The Department of Public Safety honored with North Broad Renaissance Award
Temple University’s vice president for public safety accepted the North Broad Renaissance Award on behalf of the department, crediting several new safety initiatives and the hard work of Temple police officers, dispatchers, security officers and administrative staff.
Temple University’s Department of Public Safety (DPS) was honored with the North Broad Renaissance Award at the annual State of North Broad event last week.
“We were recognized for our collaboration and community work,” said Temple’s Vice President for Public Safety Jennifer Griffin, who proudly accepted the North Broad Renaissance Award on behalf of DPS. “Temple police officers, dispatchers, security officers and administrative staff work hard every day to make the North Philadelphia community a safer place to live, work and learn, and the award just goes to show that the North Philadelphia community is feeling the effects of our dedication to improving the quality of life here for everyone.”
The award is presented by a North Philadelphia-based nonprofit organization called the North Broad Renaissance. Its mission seeks to revitalize the community, create opportunities and improve the overall quality of life along North Broad Street, which it called one of Philadelphia’s most prominent corridors.
Executive Director of the North Broad Renaissance Shalimar Thomas said of DPS: "Their dedication and selflessness are truly inspiring to our organization as we work to revitalize the North Broad corridor in a manner that supports clean and safe communities and improves the overall quality of life for all who live, work, and play along the corridor."
Griffin also credited several new safety initiatives that she believes are having a positive impact on campus and within the university’s patrol zone.
Public Safety now has access to about 140 additional security cameras that are located within the university’s patrol zone and managed by the Philadelphia Police Department after both parties signed an agreement earlier this semester.
“We’ve always shared footage for investigative purposes.

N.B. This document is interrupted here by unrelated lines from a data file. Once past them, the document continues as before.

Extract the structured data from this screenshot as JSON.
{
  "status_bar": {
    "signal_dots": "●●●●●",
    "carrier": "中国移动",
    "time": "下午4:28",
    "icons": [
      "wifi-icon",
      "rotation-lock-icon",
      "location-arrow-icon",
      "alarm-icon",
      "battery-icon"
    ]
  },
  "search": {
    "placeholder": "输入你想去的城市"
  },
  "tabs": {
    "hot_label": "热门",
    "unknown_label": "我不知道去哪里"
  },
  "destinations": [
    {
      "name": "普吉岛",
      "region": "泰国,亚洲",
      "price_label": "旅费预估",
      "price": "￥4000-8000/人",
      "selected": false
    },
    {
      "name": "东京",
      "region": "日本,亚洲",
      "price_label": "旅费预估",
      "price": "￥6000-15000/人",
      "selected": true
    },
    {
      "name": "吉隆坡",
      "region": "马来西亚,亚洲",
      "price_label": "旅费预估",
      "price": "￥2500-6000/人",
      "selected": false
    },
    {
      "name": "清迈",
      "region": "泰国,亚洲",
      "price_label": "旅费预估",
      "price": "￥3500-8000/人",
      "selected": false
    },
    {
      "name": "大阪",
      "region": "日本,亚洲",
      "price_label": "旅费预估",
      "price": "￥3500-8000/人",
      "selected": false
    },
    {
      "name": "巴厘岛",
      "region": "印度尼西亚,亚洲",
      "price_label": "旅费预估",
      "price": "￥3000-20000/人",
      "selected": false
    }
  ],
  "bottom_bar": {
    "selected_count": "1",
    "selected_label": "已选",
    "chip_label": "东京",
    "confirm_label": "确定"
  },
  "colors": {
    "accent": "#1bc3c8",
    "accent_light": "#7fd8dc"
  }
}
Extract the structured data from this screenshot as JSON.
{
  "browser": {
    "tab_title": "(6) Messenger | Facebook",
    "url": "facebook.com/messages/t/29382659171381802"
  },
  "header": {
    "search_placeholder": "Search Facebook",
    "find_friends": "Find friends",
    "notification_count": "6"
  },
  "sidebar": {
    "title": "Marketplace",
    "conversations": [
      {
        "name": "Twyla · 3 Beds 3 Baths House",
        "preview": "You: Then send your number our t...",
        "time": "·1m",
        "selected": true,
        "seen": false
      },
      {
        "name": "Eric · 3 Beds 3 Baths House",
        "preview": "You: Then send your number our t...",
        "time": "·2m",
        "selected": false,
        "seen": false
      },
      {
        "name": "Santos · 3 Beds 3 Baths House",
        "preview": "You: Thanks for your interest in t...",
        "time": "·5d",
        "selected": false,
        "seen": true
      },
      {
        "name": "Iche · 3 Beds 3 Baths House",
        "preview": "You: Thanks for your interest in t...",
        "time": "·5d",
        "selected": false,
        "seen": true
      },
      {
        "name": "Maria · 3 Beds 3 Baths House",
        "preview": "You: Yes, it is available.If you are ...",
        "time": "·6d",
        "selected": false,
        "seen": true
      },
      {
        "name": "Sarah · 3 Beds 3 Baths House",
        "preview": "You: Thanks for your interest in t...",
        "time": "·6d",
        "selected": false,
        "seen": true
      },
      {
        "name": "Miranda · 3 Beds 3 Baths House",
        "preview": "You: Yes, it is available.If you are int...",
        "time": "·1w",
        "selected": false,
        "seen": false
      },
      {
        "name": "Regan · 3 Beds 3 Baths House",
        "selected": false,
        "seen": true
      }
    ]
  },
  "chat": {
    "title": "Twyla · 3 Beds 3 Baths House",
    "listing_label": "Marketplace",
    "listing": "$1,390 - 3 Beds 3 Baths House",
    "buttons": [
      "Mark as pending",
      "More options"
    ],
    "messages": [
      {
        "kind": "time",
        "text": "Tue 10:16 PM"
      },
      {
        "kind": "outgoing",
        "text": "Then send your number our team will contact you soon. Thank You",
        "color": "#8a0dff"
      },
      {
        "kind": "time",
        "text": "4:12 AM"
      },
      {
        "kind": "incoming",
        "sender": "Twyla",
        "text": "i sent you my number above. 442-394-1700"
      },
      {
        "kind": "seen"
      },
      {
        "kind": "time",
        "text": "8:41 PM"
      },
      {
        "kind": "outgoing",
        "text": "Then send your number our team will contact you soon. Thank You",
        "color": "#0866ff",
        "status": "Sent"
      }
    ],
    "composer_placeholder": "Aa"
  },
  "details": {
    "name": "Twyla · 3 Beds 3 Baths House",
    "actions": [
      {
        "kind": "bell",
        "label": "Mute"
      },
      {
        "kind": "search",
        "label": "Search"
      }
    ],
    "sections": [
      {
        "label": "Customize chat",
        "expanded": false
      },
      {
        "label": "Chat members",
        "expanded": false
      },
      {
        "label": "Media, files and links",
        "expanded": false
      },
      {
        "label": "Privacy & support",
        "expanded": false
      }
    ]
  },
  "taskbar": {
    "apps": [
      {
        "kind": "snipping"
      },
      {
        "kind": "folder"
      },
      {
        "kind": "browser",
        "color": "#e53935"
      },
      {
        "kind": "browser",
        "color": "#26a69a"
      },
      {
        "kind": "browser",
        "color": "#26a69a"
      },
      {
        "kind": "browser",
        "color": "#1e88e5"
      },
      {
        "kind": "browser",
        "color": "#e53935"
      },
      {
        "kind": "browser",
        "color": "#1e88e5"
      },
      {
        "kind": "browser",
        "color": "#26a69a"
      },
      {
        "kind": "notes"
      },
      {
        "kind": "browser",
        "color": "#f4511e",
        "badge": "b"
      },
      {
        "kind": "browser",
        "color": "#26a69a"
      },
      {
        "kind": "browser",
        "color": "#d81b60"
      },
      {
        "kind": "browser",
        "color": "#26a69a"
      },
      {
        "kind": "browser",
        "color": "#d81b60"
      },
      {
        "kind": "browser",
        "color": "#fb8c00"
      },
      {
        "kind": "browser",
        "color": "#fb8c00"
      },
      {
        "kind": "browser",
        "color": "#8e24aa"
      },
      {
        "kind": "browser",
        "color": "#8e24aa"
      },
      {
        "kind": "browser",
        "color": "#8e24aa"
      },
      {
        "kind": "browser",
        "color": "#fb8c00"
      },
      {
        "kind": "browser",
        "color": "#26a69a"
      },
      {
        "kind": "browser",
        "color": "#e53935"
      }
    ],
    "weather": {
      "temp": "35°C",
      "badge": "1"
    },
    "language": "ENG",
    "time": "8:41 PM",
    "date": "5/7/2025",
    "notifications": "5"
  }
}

But now, we have direct access, so the video can be seen right into our Communications Center, where our dispatchers monitor almost 1,500 cameras 24 hours a day, 365 days a year,” said Griffin.
Temple’s new TUSafe app had more than 4,500 downloads during the current fall semester, which is more than twice as many compared to the number of downloads of the university’s previous safety app during the fall semester of 2022.
“We are happy that the Temple community has embraced this important safety resource, and we encourage everyone to download it and become familiar with its capabilities,” said Griffin.
Additionally, for the first time, Public Safety operates on a new 12-hour shift schedule created for police officers, which has increased the number of Temple police officers patrolling within the university’s patrol zone.
“Police work is a high-stress profession, and the new 12-hour shifts give police officers more time to rest, recharge and recover,” said Griffin.
Griffin also recently became a Pennsylvania sworn law enforcement officer in an effort to build a stronger bridge between Temple and the North Philadelphia community. She has increased training for police officers; beefed up the department’s social media presence; purchased new safety vests, guns and vehicles for police officers; bought new monitors for dispatchers who work in the Communications Center; launched a new hiring campaign, which is still accepting applications for police officers until Dec. 15th; and stepped up foot patrols.
“During the fall semester, Temple Public Safety launched a new policy called Park and Walks, which have permanently increased foot patrols on and around campus,” she said.
The launch of Park and Walks was reported by several news outlets, including CBS Philadelphia, which reported “about 130 additional hours of foot patrols have increased every month.”
DPS has also participated in more than 60 events and reached over 6,000 students, staff, faculty and community members just this semester.
“And we’re just getting started,” Griffin added. “The team and I are currently working on several new initiatives to enhance safety. We’re looking forward to rolling those out next semester.”